You’re listening to a piece of music and it sounds so simple and easy that you say to yourself, “I can do that.” But can you really? And if you can, how come you haven’t yet?
Taking a first person perspective of someone else’s perspective can be both good and bad. It’s good that you can step inside another person’s experience, an ability that can foster compassion and empathy. But it can be bad when you don’t differentiate between the two perspectives, yours and the other’s, resulting in an almost narcissistic view of the world.
“I Can Do That” Syndrome also shows up when someone has “book smarts” but no actual experience. When you’ve read a great book about how to write lyrics and you think the work has been done.
This applies to more than just music too. A business person reads a book about copywriting and thinks, “I can write a sales letter and make a million bucks.” But great copywriters study a long time and do something else that business person hasn’t done yet, they write… A LOT.
Great songs are written by songwriters who have written lots of songs. Great voices come from people who sing all the time. Timeless symphonies are composed by musicians who have written a lot more than one symphony.
It’s a trick of the mind to experience something remarkable and believe that we too can do that. It happens to me all the time. “I could write a funny TV show. I could direct a blockbuster movie. I could cook this restaurant meal.”
Well, maybe I could. But not the first time. Probably not the second either. It may take longer than I have patience for.
The point of the story? There’s something to be said for people who specialize—who find something they love and stick to it, gaining the wisdom only time can bring.
Maybe you could sing, dance, compose, direct, paint, cook, be a successful serial entrepreneur, get washboard abs, play in the NBA, design a hot line of clothes, write a novel, run for office, raise a happy family, be a great spouse, start a non-profit, end world hunger…
But the hardest thing to do is to commit to one thing and stick with it until the very end.
David Niall Wilson says
Too true. I long ago said this about publishing a magazine. After thirteen issues, I found that I COULD do it, but it wasn’t my “one” thing – which has proven to be writing, though I play guitar and sing and write songs…I never fool myself into thinking it’s something you just DO…and if it was, what fun would that be?
Graham English says
You bring up a good point, David. Sometimes you don’t know what that “one thing” is until you try other things. And we shouldn’t beat ourselves up over it. But we could speed up the process—try to fail fast—to find that one thing.
Excellent article and a great reminder for all of us! I think what you are describing is the effortlessness that comes from practice, persistence and the subsequent excellence of someone dedicated to their craft. They are effortlessly performing something and the ease at which they execute it (i.e. their mastery of it) creates the illusion that’s it’s easy.

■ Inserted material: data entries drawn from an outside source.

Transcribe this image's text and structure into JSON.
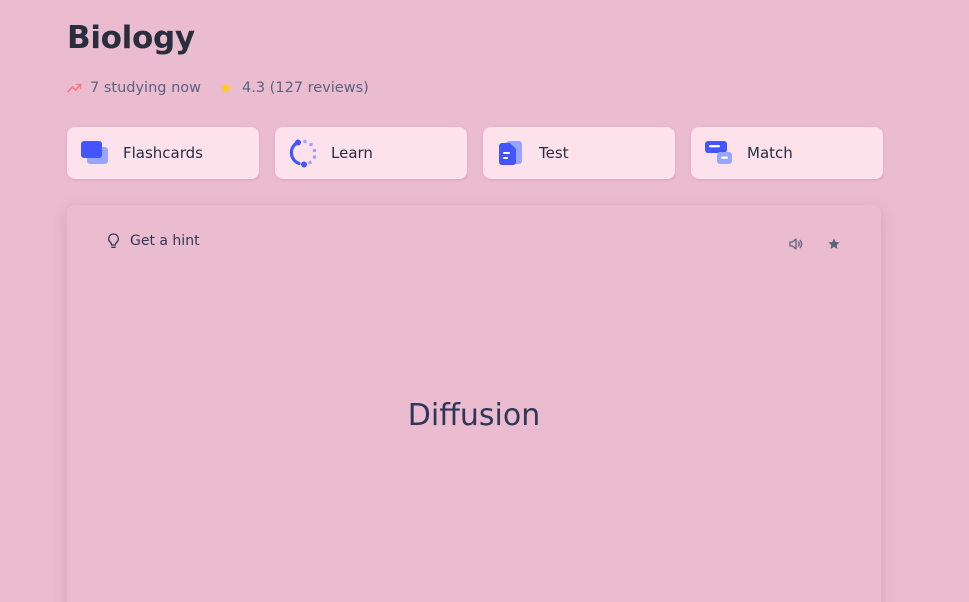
{
  "header": {
    "title": "Biology",
    "studying_now": "7 studying now",
    "rating": "4.3 (127 reviews)",
    "trend_icon": "trend-up-icon",
    "star_icon": "star-icon"
  },
  "modes": [
    {
      "label": "Flashcards",
      "icon": "flashcards-icon"
    },
    {
      "label": "Learn",
      "icon": "learn-icon"
    },
    {
      "label": "Test",
      "icon": "test-icon"
    },
    {
      "label": "Match",
      "icon": "match-icon"
    }
  ],
  "card": {
    "hint_label": "Get a hint",
    "term": "Diffusion",
    "hint_icon": "lightbulb-icon",
    "audio_icon": "speaker-icon",
    "favorite_icon": "star-icon"
  },
  "colors": {
    "background": "#ebbbd0",
    "mode_tile": "#fde2ec",
    "accent_blue": "#4255ff",
    "rating_star": "#ffcd1f",
    "trend": "#ff7873"
  }
}
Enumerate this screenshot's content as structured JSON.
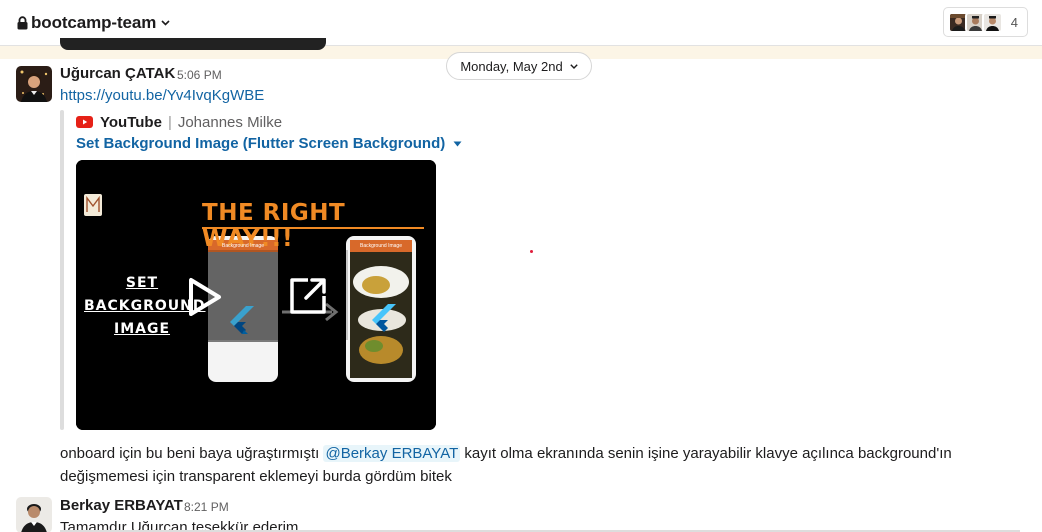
{
  "header": {
    "channel_name": "bootcamp-team",
    "member_count": "4"
  },
  "date_divider": {
    "label": "Monday, May 2nd"
  },
  "messages": [
    {
      "author": "Uğurcan ÇATAK",
      "time": "5:06 PM",
      "link": "https://youtu.be/Yv4IvqKgWBE",
      "attachment": {
        "service": "YouTube",
        "channel": "Johannes Milke",
        "title": "Set Background Image (Flutter Screen Background)",
        "thumbnail": {
          "headline": "THE RIGHT WAY!!!",
          "left_text_1": "SET",
          "left_text_2": "BACKGROUND",
          "left_text_3": "IMAGE",
          "phone_header_1": "Background Image",
          "phone_header_2": "Background Image"
        }
      },
      "text_before": "onboard için bu beni baya uğraştırmıştı ",
      "mention": "@Berkay ERBAYAT",
      "text_after": " kayıt olma ekranında senin işine yarayabilir klavye açılınca background'ın değişmemesi için transparent eklemeyi burda gördüm bitek"
    },
    {
      "author": "Berkay ERBAYAT",
      "time": "8:21 PM",
      "text": "Tamamdır Uğurcan teşekkür ederim"
    }
  ],
  "icons": [
    "lock-icon",
    "chevron-down-icon",
    "youtube-icon",
    "play-icon",
    "open-external-icon",
    "flutter-icon"
  ],
  "colors": {
    "link": "#1264a3",
    "band": "#fcf5e6",
    "thumb_accent": "#f08a24",
    "youtube_red": "#e62117"
  }
}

Deceptive indeed!!
Thanks for this one Graham 🙂
the whole art of music is to make it seem easy as if anyone could do it! If you are preforming and you are showing a great struggle to make music how could anyone enjoy it. they would be to busy trying to empathize with your struggle to enjoy anything the music had to communicate. practice and do well!
I own a contemporary art gallery and encounter this often when someone comes in and looks at an abstract piece. It drives me mental.